Robots provide glimpse inside Fukushima reactors

ITworld | Apr 17, 2015

A pair of shape-shifting robots have ventured into the pressure vessel of reactor 1 at the Fukushima Daiichi Nuclear Power Plant in Japan - one of three reactors that suffered meltdowns after the devastating March 2011 tsunami.

Images from a place no person can venture.

These were taken by robots inside the pressure vessel of reactor 1 at the Fukushima Daiichi Nuclear Power Plant in Japan - one of three reactors that suffered meltdowns after the devastating March 2011 tsunami.

The robots are providing a detailed look inside this highly radioactive environment as part of the clean-up.

Just how radioactive can be seen on the video. The white specks aren’t interference, that’s radiation hitting the camera sensor. And look in the corner.

4 Sieverts is enough to cause almost certain death. Here you’d get that in less than 10 minutes.

But TEPCO says this is ten times less radiation that it was fearing.

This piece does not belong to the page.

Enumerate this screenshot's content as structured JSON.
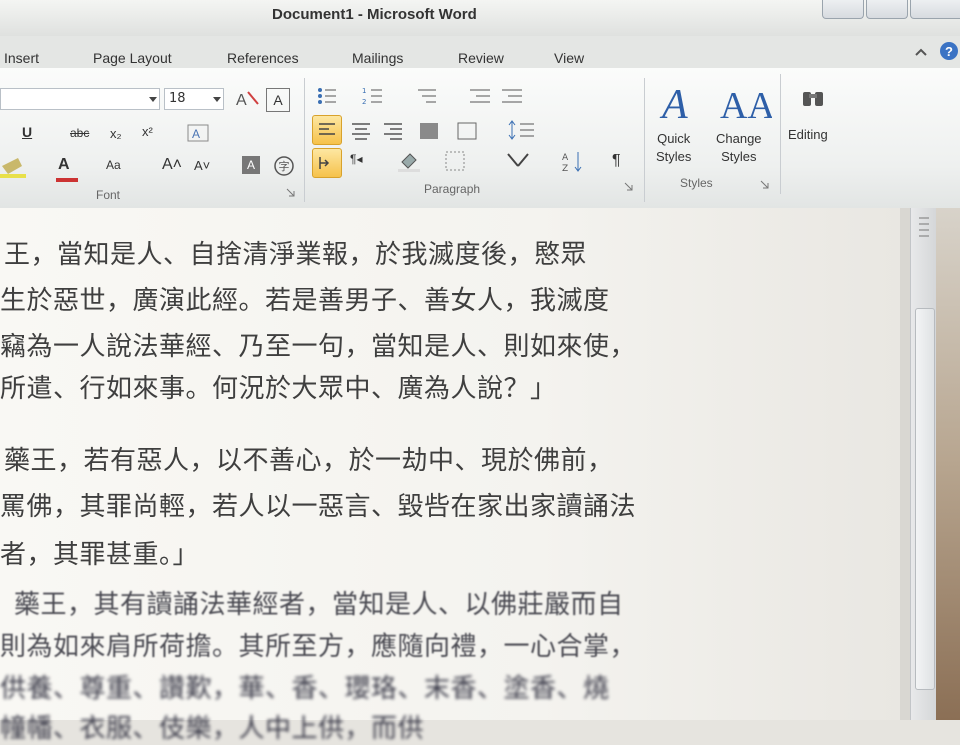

Normally, this area should be safe to walk around in. I did just that in 2007 at Kashiwazaki Kariwa, another nuclear power plant operated by Tokyo Electric Power. But the Fukushima accident caused nuclear fuel to melt through the bottom of the reactor, up there, into this area, poisoning it and making the clean-up much more complex.

The precise state of the melted fuel is still not known. That will be investigated by in a further mission and could bring unpleasant surprises, but for now the good news is that there is little debris. That should at least make it easier for other robots to get around.

Martyn Williams, IDG News Service.